PROBLEM DESCRIPTION: The lines to copy from the data below are those that hold the string "company".

<<<<

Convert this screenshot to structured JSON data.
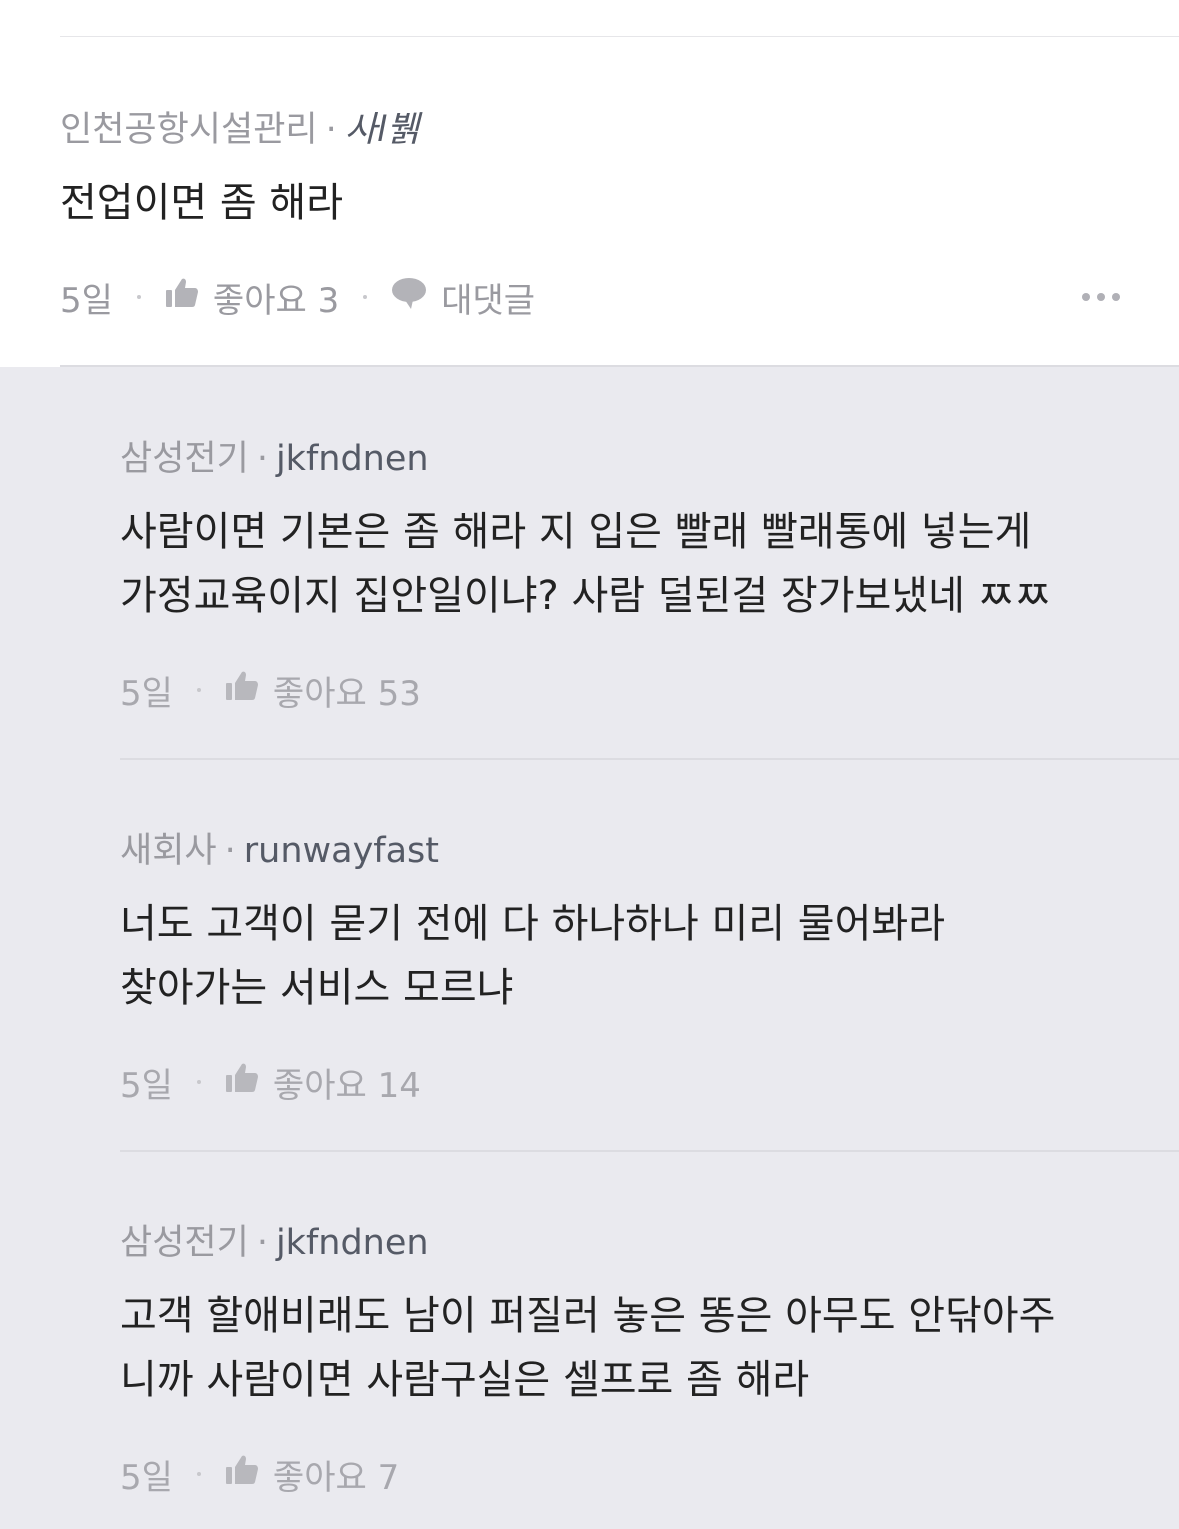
{
  "main_comment": {
    "company": "인천공항시설관리",
    "author": "사l뷁",
    "text": "전업이면 좀 해라",
    "time": "5일",
    "like_label": "좋아요 3",
    "reply_label": "대댓글"
  },
  "replies": [
    {
      "company": "삼성전기",
      "author": "jkfndnen",
      "lines": [
        "사람이면 기본은 좀 해라 지 입은 빨래 빨래통에 넣는게",
        "가정교육이지 집안일이냐? 사람 덜된걸 장가보냈네 ㅉㅉ"
      ],
      "time": "5일",
      "like_label": "좋아요 53"
    },
    {
      "company": "새회사",
      "author": "runwayfast",
      "lines": [
        "너도 고객이 묻기 전에 다 하나하나 미리 물어봐라",
        "찾아가는 서비스 모르냐"
      ],
      "time": "5일",
      "like_label": "좋아요 14"
    },
    {
      "company": "삼성전기",
      "author": "jkfndnen",
      "lines": [
        "고객 할애비래도 남이 퍼질러 놓은 똥은 아무도 안닦아주",
        "니까 사람이면 사람구실은 셀프로 좀 해라"
      ],
      "time": "5일",
      "like_label": "좋아요 7"
    }
  ],
  "meta_separator": "·",
  "icons": {
    "like": "thumbs-up-icon",
    "reply": "speech-bubble-icon",
    "more": "more-dots-icon"
  },
  "colors": {
    "reply_background": "#eaeaef",
    "muted_text": "#9a9aa0",
    "author_text": "#555a66"
  }
}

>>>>

TASK RESULT:
    "company": "인천공항시설관리",
      "company": "삼성전기",
      "company": "새회사",
      "company": "삼성전기",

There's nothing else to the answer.